Website and app data records:
::::::::
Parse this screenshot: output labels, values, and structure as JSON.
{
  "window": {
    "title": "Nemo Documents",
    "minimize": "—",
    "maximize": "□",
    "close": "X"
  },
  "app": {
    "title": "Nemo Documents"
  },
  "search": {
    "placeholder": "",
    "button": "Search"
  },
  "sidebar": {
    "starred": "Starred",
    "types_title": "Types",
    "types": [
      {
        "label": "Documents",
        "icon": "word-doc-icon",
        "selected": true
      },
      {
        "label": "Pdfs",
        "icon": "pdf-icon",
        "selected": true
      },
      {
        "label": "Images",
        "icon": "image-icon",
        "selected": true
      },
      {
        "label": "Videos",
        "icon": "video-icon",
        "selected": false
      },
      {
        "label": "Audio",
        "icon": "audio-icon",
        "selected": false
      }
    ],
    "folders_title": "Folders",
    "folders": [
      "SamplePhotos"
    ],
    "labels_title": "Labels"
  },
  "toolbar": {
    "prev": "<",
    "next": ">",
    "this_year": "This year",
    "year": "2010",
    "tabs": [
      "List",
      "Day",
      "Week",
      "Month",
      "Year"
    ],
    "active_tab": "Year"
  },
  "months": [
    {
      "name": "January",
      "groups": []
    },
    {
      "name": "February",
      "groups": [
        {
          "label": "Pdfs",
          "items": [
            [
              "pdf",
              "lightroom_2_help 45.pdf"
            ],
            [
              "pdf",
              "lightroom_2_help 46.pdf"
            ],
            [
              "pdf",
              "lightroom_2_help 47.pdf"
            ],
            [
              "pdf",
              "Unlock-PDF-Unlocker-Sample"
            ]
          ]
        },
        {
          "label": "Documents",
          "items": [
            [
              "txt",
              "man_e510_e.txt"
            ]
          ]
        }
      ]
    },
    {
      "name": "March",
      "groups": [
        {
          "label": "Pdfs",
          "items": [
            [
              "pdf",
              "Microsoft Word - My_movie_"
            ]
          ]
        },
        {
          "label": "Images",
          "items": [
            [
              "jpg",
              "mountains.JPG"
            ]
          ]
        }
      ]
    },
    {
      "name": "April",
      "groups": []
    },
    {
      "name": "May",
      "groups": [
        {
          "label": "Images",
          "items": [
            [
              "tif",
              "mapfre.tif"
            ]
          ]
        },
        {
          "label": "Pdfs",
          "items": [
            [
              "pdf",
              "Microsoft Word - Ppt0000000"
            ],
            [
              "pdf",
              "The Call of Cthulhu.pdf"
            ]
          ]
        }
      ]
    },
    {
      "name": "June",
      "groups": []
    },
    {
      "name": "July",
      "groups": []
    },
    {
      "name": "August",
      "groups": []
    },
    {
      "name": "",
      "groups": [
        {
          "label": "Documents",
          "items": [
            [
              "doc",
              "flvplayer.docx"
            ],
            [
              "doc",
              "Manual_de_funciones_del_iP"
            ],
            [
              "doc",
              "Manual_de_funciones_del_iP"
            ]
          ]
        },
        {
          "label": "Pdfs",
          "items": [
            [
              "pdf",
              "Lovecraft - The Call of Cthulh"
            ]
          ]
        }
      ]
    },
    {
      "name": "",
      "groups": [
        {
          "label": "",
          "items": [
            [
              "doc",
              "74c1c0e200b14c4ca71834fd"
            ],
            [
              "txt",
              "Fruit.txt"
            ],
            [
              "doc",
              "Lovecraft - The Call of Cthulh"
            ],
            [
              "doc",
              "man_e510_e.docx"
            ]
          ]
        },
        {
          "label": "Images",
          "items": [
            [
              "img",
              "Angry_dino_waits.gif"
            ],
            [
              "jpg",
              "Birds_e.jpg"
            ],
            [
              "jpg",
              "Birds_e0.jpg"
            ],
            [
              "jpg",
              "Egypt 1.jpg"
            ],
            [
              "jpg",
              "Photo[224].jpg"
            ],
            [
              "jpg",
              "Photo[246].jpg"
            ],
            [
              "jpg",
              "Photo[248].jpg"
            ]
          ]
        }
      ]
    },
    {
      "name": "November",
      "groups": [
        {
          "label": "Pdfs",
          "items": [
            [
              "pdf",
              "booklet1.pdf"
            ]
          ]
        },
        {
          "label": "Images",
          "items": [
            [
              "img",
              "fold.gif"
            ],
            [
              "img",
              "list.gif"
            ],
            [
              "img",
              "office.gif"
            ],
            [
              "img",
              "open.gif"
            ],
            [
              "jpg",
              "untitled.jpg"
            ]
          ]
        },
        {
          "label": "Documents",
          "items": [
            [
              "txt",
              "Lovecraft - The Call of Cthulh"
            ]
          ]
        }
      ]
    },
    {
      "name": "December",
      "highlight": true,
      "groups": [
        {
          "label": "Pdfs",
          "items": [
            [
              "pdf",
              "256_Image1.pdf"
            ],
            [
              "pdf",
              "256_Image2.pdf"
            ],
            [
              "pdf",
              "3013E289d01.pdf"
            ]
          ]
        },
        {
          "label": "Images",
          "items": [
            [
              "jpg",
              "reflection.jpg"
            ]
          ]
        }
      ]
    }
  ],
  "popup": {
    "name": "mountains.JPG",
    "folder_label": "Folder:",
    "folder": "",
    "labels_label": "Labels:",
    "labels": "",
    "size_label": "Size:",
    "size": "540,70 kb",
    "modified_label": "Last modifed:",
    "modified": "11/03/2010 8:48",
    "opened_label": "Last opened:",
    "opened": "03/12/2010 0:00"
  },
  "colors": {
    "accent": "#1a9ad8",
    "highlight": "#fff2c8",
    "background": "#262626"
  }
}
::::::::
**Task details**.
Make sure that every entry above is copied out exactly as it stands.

**Answer to the exercise**.
Parse this screenshot: output labels, values, and structure as JSON.
{
  "window": {
    "title": "Nemo Documents",
    "minimize": "—",
    "maximize": "□",
    "close": "X"
  },
  "app": {
    "title": "Nemo Documents"
  },
  "search": {
    "placeholder": "",
    "button": "Search"
  },
  "sidebar": {
    "starred": "Starred",
    "types_title": "Types",
    "types": [
      {
        "label": "Documents",
        "icon": "word-doc-icon",
        "selected": true
      },
      {
        "label": "Pdfs",
        "icon": "pdf-icon",
        "selected": true
      },
      {
        "label": "Images",
        "icon": "image-icon",
        "selected": true
      },
      {
        "label": "Videos",
        "icon": "video-icon",
        "selected": false
      },
      {
        "label": "Audio",
        "icon": "audio-icon",
        "selected": false
      }
    ],
    "folders_title": "Folders",
    "folders": [
      "SamplePhotos"
    ],
    "labels_title": "Labels"
  },
  "toolbar": {
    "prev": "<",
    "next": ">",
    "this_year": "This year",
    "year": "2010",
    "tabs": [
      "List",
      "Day",
      "Week",
      "Month",
      "Year"
    ],
    "active_tab": "Year"
  },
  "months": [
    {
      "name": "January",
      "groups": []
    },
    {
      "name": "February",
      "groups": [
        {
          "label": "Pdfs",
          "items": [
            [
              "pdf",
              "lightroom_2_help 45.pdf"
            ],
            [
              "pdf",
              "lightroom_2_help 46.pdf"
            ],
            [
              "pdf",
              "lightroom_2_help 47.pdf"
            ],
            [
              "pdf",
              "Unlock-PDF-Unlocker-Sample"
            ]
          ]
        },
        {
          "label": "Documents",
          "items": [
            [
              "txt",
              "man_e510_e.txt"
            ]
          ]
        }
      ]
    },
    {
      "name": "March",
      "groups": [
        {
          "label": "Pdfs",
          "items": [
            [
              "pdf",
              "Microsoft Word - My_movie_"
            ]
          ]
        },
        {
          "label": "Images",
          "items": [
            [
              "jpg",
              "mountains.JPG"
            ]
          ]
        }
      ]
    },
    {
      "name": "April",
      "groups": []
    },
    {
      "name": "May",
      "groups": [
        {
          "label": "Images",
          "items": [
            [
              "tif",
              "mapfre.tif"
            ]
          ]
        },
        {
          "label": "Pdfs",
          "items": [
            [
              "pdf",
              "Microsoft Word - Ppt0000000"
            ],
            [
              "pdf",
              "The Call of Cthulhu.pdf"
            ]
          ]
        }
      ]
    },
    {
      "name": "June",
      "groups": []
    },
    {
      "name": "July",
      "groups": []
    },
    {
      "name": "August",
      "groups": []
    },
    {
      "name": "",
      "groups": [
        {
          "label": "Documents",
          "items": [
            [
              "doc",
              "flvplayer.docx"
            ],
            [
              "doc",
              "Manual_de_funciones_del_iP"
            ],
            [
              "doc",
              "Manual_de_funciones_del_iP"
            ]
          ]
        },
        {
          "label": "Pdfs",
          "items": [
            [
              "pdf",
              "Lovecraft - The Call of Cthulh"
            ]
          ]
        }
      ]
    },
    {
      "name": "",
      "groups": [
        {
          "label": "",
          "items": [
            [
              "doc",
              "74c1c0e200b14c4ca71834fd"
            ],
            [
              "txt",
              "Fruit.txt"
            ],
            [
              "doc",
              "Lovecraft - The Call of Cthulh"
            ],
            [
              "doc",
              "man_e510_e.docx"
            ]
          ]
        },
        {
          "label": "Images",
          "items": [
            [
              "img",
              "Angry_dino_waits.gif"
            ],
            [
              "jpg",
              "Birds_e.jpg"
            ],
            [
              "jpg",
              "Birds_e0.jpg"
            ],
            [
              "jpg",
              "Egypt 1.jpg"
            ],
            [
              "jpg",
              "Photo[224].jpg"
            ],
            [
              "jpg",
              "Photo[246].jpg"
            ],
            [
              "jpg",
              "Photo[248].jpg"
            ]
          ]
        }
      ]
    },
    {
      "name": "November",
      "groups": [
        {
          "label": "Pdfs",
          "items": [
            [
              "pdf",
              "booklet1.pdf"
            ]
          ]
        },
        {
          "label": "Images",
          "items": [
            [
              "img",
              "fold.gif"
            ],
            [
              "img",
              "list.gif"
            ],
            [
              "img",
              "office.gif"
            ],
            [
              "img",
              "open.gif"
            ],
            [
              "jpg",
              "untitled.jpg"
            ]
          ]
        },
        {
          "label": "Documents",
          "items": [
            [
              "txt",
              "Lovecraft - The Call of Cthulh"
            ]
          ]
        }
      ]
    },
    {
      "name": "December",
      "highlight": true,
      "groups": [
        {
          "label": "Pdfs",
          "items": [
            [
              "pdf",
              "256_Image1.pdf"
            ],
            [
              "pdf",
              "256_Image2.pdf"
            ],
            [
              "pdf",
              "3013E289d01.pdf"
            ]
          ]
        },
        {
          "label": "Images",
          "items": [
            [
              "jpg",
              "reflection.jpg"
            ]
          ]
        }
      ]
    }
  ],
  "popup": {
    "name": "mountains.JPG",
    "folder_label": "Folder:",
    "folder": "",
    "labels_label": "Labels:",
    "labels": "",
    "size_label": "Size:",
    "size": "540,70 kb",
    "modified_label": "Last modifed:",
    "modified": "11/03/2010 8:48",
    "opened_label": "Last opened:",
    "opened": "03/12/2010 0:00"
  },
  "colors": {
    "accent": "#1a9ad8",
    "highlight": "#fff2c8",
    "background": "#262626"
  }
}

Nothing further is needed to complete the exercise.